A recommendation going before Vancouver council next week could speed up the city’s response time to outstanding bylaw violations at single-room occupancy hotels.
Currently, the Standards of Maintenance bylaw requires city staff to get council approval to intervene and fix outstanding violations on a building owner’s behalf. If council approves the recommended bylaw change, it would delegate authority to the city’s chief building official, expediting the process by an estimated two to four weeks.
“Right now, the Standards of Maintenance [bylaw] requires us to go to council to give 60 days notice before we go in and do the work,” Vancouver deputy chief building official Carli Edwards said in a phone interview. “And this is removing that requirement, so that we can just simply give the 60-day notice and move in at the end of that and not have to go to council.
“We want to be more timely and we want another tool to be able to use to deal with some of the worst SROs,” she added.
The Standards of Maintenance bylaw deals with building problems like pests, holes in walls and ceilings, worn and soiled flooring, and plumbing issues.
Poor living conditions in many Downtown Eastside SROs, including bedbugs, mice, plumbing problems, and shared bathroom facilities for multiple tenants, prompted activists to set up a tent city demonstration in Oppenheimer Park this summer. The protest has since grown to about 200 tents.

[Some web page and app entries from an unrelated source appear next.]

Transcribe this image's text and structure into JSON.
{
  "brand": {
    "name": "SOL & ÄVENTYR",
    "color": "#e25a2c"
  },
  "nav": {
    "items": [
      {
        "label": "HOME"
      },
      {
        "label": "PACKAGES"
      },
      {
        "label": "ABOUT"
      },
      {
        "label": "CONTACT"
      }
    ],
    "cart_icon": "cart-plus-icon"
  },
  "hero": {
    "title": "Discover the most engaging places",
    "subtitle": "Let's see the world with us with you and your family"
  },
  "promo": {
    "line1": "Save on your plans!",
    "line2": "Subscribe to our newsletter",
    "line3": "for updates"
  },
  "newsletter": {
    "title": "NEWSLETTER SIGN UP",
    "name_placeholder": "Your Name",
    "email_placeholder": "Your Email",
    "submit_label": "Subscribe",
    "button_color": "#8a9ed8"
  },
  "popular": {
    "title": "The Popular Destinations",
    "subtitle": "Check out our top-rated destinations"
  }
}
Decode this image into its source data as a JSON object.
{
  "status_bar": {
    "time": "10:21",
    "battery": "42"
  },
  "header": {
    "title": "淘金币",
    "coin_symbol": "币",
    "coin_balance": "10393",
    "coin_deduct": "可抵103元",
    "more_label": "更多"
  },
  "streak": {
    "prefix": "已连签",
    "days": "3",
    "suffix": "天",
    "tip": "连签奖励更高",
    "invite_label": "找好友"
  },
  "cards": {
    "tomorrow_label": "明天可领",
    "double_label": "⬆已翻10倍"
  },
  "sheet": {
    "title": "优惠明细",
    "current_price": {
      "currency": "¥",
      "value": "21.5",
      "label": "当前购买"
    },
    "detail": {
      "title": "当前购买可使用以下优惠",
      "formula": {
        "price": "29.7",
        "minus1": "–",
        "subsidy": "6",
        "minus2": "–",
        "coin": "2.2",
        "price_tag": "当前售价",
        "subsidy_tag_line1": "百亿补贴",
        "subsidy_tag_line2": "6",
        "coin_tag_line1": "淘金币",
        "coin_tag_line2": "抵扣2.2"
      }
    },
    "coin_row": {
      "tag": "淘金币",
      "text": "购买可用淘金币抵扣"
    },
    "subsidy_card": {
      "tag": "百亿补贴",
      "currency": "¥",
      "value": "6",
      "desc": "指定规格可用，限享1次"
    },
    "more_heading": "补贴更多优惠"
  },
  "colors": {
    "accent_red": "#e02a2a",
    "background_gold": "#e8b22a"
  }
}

One of the tent city residents, Douglas Geib, said he prefers to sleep outside than deal with the housing conditions in SROs.
“I got so sick and tired of the bedbugs,” he said in an interview. “You can’t live in these kinds of places.”
Don Martens, another Oppenheimer resident, said he’s going to give his notice at his SRO room at the end of the month.
“If I find something else, I find something else—if not, I have a nice tent,” he told the Straight. “I like my tent better than I did the room that I had.”
Edwards said city staff have met multiple times with tent city participants to discuss housing conditions.
“We’ve been working with the protestors all the way through,” she said.
“They’ve given us some great feedback about some of the conditions of the hotels, some of the things we weren’t aware of, so we’re actually trying to build a relationship with them so that we can get their feedback on an ongoing basis.”
Stella August, one of the tent city organizers, said protestors have decided to focus on staging demonstrations instead of meeting with staff.
“We stopped the meetings—we’re deciding to do action,” she told the Straight outside the Fairmont Hotel Vancouver, where she and other advocates were demonstrating today (September 11) as B.C. Premier Christy Clark and her cabinet met with First Nations leaders inside.
August added that the Oppenheimer protestors don’t want to live in SROs at all. They’re asking for self-contained housing units, where they can have their own bathroom, privacy, and a place to cook.
“They want homes,” she said. “Living in a matchbox like that, they feel like they’re prisoners. It’s really not an appropriate place for anybody.”
According to a city survey of low-income housing in the downtown core, there were 109 privately owned SRO buildings as of January 2014, containing an estimated 4,579 rooms.
In January 2013, the city launched a Rental Standards Database that lists bylaw violations at all licensed buildings in Vancouver with five or more residential units.
Since then, the number of buildings with more than 100 violations has decreased from seven to one, and the amount of properties with between 10 and 49 violations has been reduced from 50 to 29. Buildings with fewer than 10 violations have increased from 243 to 369.
“Basically what that tells me is that we’re dealing with the worst buildings,” Edwards said.
She noted the city’s goal is to get owners to fix their buildings. If council does give staff the authority to go in and do the work (and bill the owner for the cost of repairs), it will be a measure the city will take once it has exhausted other tools.
Under the current inspection process, the city issues a 30-day order to fix any Standards of Maintenance bylaw violations.
If the building owner hasn’t remedied the problems within that time, the city can escalate enforcement, including bringing forward cases for prosecution to get owners fined, meeting with the building owner once a month to address the issues, or seeking a court injunction—a measure that will still require council approval.
The report goes before council next Tuesday (September 16).